With large predicted gains in the college eligible pool to increased test-taking, what are the barriers to greater testing participation? For individuals, particularly first-generation and low-income students, it is possible that students who would benefit from the tests do not take them because they are unaware of the potential upside benefits of four-year college attendance. While some districts resolve this problem with universal or “opt-out” testing, other districts lack the financial and time resources to implement such policies. District-wide testing requires not only financial resources, but also considerable professional time and coordination to administer tests Universal testing at either the district or state levels may place the highest burden on students who are not college-ready and districts with the most limited resources for test administration and student guidance.
Our findings suggest that it is possible to achieve significant gains in college admission test-taking among college-ready students without incurring the full costs of statewide mandatory testing. Individual guidance based on prior statewide assessments (the SOL exams in Virginia) may be an effective tool for encouraging test-taking among potential high-scorers. Students below the 20th percentile on the SOLs are highly unlikely to score in a college-admission eligible range, while students at the very top of the distribution are likely to achieve an admission-eligible score. Targeted outreach, combined with interventions designed to reduce financial and administrative barriers for students and schools, may generate a significant increase in test-taking among the college-ready without incurring the financial and administrative burden of statewide testing mandates.
The VLDS provides an important tool for the identification of students most likely to benefit from greater access to resources throughout the college admissions and college choice process. The results obtained here provide motivation for data-driven policy experimentation aimed at expanding access to higher education among college-ready students.

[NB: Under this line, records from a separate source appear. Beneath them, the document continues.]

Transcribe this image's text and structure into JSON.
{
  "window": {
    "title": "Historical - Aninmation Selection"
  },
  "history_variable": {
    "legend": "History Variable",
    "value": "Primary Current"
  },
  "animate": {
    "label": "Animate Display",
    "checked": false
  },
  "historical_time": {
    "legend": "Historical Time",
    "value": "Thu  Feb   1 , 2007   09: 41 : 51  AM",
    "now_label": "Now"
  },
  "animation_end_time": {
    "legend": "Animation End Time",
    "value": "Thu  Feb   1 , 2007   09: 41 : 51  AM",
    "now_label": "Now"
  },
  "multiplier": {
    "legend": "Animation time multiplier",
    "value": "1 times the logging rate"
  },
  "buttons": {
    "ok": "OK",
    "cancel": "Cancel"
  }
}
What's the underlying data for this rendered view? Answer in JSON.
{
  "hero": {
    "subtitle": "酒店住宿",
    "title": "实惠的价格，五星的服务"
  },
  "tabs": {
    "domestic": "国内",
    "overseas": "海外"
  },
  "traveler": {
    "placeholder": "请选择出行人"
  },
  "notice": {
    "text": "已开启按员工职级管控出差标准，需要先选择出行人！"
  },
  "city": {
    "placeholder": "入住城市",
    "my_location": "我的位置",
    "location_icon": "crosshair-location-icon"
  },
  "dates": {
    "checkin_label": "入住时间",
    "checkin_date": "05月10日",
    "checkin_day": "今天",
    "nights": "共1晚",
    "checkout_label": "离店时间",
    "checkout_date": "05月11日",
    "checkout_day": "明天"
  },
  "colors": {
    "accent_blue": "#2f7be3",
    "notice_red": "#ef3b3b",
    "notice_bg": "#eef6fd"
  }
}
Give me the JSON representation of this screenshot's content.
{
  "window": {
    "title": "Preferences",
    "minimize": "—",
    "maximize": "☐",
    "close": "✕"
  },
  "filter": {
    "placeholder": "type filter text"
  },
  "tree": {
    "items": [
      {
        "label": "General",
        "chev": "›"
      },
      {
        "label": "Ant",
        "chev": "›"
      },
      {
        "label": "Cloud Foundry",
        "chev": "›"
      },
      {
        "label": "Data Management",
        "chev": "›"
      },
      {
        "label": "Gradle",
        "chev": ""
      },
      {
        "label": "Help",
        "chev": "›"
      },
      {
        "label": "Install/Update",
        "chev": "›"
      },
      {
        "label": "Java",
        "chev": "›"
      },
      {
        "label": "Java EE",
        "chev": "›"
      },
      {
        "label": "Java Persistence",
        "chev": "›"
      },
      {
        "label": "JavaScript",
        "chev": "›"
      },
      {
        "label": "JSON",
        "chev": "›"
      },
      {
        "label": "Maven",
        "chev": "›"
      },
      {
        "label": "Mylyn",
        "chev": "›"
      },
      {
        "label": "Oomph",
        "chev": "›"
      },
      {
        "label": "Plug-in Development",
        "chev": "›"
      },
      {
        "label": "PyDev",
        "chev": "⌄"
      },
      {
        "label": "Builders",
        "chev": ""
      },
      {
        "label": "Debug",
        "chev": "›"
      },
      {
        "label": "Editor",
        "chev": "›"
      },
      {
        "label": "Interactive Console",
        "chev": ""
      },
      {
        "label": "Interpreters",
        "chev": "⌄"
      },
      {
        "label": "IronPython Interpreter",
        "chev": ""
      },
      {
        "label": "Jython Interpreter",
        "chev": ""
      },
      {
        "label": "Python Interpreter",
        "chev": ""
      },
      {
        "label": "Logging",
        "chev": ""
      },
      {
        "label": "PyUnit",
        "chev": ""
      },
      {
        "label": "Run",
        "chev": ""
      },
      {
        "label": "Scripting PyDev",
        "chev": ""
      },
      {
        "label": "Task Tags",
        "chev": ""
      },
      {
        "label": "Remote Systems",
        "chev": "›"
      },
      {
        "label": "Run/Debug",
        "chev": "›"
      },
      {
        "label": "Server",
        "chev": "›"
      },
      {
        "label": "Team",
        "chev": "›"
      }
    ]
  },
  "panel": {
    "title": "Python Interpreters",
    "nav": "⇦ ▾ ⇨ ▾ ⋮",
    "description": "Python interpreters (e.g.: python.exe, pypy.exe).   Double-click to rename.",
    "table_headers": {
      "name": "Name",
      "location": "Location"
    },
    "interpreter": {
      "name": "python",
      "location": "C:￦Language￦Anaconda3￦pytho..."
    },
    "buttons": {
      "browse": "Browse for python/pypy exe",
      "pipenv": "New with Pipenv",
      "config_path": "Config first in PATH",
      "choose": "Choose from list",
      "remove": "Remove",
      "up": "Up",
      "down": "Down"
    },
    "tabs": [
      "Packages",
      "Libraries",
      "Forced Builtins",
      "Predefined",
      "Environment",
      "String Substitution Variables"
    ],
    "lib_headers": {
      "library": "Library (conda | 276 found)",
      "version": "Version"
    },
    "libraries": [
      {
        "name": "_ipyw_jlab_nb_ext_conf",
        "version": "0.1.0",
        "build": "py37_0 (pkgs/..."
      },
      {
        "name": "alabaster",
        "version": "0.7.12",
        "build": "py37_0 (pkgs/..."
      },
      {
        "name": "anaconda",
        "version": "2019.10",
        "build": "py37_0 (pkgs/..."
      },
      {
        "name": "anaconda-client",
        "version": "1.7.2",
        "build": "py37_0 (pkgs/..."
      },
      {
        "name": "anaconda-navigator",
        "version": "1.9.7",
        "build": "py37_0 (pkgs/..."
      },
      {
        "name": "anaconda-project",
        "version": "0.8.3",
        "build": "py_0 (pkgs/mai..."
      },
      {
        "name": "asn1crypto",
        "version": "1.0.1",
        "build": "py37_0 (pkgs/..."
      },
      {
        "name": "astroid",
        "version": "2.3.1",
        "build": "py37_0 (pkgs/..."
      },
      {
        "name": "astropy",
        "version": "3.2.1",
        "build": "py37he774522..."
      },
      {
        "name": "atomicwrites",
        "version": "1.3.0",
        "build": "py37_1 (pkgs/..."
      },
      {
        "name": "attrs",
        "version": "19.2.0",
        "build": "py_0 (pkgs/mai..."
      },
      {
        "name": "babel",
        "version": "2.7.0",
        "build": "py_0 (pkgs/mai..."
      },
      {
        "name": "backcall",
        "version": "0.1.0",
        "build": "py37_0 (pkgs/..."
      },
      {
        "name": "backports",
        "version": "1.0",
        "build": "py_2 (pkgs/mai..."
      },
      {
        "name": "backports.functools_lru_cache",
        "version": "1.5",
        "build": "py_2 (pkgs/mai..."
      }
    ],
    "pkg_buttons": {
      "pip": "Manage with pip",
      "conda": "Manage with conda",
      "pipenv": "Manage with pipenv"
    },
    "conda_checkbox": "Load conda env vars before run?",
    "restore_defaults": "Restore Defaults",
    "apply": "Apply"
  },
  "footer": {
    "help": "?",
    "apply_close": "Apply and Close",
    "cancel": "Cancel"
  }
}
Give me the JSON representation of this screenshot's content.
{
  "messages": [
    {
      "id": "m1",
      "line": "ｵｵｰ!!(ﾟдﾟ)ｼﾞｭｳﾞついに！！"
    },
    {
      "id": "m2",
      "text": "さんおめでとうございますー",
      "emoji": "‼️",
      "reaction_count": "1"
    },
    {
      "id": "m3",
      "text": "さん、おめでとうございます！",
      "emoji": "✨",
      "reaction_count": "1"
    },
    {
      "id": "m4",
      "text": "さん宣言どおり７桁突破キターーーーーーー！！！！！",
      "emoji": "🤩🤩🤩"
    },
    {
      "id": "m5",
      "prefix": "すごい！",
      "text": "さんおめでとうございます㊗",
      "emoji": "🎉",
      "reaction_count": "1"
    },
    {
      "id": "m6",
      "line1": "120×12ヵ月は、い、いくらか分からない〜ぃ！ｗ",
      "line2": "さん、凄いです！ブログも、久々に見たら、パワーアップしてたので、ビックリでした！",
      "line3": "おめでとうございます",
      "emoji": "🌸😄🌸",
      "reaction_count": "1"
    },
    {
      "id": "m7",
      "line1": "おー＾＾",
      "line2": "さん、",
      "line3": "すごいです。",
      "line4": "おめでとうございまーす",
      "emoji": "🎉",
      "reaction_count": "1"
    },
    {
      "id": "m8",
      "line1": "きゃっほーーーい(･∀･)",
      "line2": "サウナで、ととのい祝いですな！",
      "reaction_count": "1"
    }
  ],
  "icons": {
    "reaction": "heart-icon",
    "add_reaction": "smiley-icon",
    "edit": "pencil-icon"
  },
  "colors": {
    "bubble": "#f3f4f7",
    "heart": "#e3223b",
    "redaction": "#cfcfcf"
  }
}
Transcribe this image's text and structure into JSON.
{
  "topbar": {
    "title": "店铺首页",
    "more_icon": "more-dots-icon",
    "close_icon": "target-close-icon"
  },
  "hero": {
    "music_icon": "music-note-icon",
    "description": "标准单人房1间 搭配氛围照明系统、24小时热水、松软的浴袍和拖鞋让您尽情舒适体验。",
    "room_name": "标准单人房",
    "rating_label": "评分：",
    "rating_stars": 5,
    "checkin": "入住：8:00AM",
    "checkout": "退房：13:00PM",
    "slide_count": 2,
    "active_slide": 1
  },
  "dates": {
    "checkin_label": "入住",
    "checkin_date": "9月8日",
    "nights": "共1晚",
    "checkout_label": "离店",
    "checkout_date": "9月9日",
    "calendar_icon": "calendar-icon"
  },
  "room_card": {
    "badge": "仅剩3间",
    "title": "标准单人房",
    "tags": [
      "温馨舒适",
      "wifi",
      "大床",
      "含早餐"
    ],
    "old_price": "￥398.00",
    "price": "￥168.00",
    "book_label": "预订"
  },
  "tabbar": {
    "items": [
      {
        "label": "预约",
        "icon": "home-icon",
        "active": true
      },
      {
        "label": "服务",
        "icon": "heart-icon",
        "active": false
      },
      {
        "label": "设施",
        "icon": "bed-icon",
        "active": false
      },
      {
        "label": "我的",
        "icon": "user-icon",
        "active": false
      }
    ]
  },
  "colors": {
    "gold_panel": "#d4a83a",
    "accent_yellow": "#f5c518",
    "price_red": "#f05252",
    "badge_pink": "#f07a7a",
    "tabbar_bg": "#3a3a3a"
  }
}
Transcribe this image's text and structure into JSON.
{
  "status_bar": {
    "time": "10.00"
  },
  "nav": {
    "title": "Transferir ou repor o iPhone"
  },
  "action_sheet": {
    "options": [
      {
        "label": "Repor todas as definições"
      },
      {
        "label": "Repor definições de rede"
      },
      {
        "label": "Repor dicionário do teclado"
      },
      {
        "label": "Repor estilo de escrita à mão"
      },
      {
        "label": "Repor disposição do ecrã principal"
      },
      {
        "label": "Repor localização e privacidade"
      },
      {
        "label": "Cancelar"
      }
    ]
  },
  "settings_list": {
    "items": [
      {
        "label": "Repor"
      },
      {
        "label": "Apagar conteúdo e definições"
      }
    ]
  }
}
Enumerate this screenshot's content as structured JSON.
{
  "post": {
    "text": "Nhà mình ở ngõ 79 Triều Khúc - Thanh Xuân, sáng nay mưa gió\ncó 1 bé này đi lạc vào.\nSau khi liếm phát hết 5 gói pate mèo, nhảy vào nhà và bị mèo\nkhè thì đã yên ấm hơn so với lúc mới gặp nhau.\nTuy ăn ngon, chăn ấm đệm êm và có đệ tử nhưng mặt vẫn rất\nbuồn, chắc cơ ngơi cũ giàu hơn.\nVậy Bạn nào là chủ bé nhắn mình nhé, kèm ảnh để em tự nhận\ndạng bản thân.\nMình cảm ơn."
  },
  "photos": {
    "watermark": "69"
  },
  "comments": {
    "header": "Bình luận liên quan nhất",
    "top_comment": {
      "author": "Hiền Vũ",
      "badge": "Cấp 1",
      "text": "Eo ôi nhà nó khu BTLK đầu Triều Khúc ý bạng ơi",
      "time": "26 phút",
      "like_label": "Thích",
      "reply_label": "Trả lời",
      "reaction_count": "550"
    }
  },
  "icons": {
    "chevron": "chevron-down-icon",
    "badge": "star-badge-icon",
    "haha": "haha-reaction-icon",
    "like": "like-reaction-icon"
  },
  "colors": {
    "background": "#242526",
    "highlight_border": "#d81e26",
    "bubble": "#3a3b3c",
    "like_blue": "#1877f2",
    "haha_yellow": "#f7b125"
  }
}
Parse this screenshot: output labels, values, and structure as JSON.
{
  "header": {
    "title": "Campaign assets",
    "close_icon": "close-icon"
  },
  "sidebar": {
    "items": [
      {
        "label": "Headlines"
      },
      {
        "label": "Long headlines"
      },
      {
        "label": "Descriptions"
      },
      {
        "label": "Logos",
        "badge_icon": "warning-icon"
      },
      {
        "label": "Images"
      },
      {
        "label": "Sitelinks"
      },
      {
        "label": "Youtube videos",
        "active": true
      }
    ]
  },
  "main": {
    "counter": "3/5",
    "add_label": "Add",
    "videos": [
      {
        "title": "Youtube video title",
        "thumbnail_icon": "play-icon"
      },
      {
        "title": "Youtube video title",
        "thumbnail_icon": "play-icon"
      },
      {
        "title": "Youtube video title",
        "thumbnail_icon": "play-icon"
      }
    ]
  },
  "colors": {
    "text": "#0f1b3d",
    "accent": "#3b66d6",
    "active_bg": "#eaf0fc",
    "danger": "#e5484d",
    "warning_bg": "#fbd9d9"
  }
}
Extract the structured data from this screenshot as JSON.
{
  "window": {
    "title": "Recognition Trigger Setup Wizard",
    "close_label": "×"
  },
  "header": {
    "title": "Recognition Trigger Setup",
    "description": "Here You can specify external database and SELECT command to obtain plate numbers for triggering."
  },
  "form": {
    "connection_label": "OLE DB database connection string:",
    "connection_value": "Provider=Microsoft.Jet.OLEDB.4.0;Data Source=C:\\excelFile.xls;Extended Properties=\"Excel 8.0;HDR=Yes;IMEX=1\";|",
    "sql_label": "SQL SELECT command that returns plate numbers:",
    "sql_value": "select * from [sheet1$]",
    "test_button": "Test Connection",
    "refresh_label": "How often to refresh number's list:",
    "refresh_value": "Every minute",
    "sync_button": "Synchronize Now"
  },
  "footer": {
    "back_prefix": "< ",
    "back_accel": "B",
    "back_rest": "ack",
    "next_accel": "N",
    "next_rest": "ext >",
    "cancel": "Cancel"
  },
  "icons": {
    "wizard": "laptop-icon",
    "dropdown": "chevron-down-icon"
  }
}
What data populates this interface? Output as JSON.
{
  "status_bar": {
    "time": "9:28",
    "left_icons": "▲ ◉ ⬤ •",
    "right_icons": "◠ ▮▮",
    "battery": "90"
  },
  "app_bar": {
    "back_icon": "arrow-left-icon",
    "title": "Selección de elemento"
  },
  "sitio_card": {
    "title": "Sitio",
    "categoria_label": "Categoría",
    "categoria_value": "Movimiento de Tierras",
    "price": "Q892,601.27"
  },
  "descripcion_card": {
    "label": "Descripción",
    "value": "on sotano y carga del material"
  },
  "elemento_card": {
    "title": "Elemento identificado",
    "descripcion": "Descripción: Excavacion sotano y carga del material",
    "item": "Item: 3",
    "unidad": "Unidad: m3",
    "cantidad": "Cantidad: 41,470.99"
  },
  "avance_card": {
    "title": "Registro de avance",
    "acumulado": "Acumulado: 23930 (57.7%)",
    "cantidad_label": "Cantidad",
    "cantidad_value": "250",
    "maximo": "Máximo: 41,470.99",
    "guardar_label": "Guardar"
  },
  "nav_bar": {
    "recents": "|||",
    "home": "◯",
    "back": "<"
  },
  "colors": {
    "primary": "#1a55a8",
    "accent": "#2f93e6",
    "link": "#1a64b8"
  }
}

Cook, E. E., Turner, S., & Romero, J. (2017). Transitioning from High School to College: Differences across Virginia. FRB Richmond Economic Brief, 17(12).
Garlick, R., & Hyman, J. (2017). Quasi-Experimental Evaluation of Alternative Sample Selection Corrections.
Goodman, S. (2016). Learning from the Test: Raising Selective College Enrollment by Providing Information. The Review of Economics and Statistics, 98(October), 671–684.
Hyman, J. (2017). ACT for All: The Effect of Mandatory College Entrance Exams on Postsecondary Attainment and Choice. Education Finance and Policy, 12(3), 281–311.
Johnson, K. (2018). In or Out? The Effect of PSAT Testing Practices on College-Going Behavior. University of Virginia Senior Thesis.
Klasik, D. (2013). The ACT of Enrollment: The College Enrollment Effects of State-Required College Entrance Exam Testing. Educational Researcher, 42(April), 151–160.
Panel A. All students
Panel B. By demographic group
Note: Authors’ analysis of VLDS data on students in the 2014 graduating cohort with average SOL scores greater than or equal to 400. Using realized (for takers) and predicted (for non-takers) SAT scores, we compute the ratio of non-takers to takers for the population with SAT scores above the sum of the 25th percentile Math and Verbal (Critical Reading) SAT scores among enrolled students at several universities in Virginia. College codes identify Liberty University (LU), Old Dominion University (ODU), Virginia Commonwealth University (VCU), James Madison University (JMU), Virginia Tech (VT), University of Richmond (UR), the University of Virginia (UVA), and the College of William and Mary (W&M).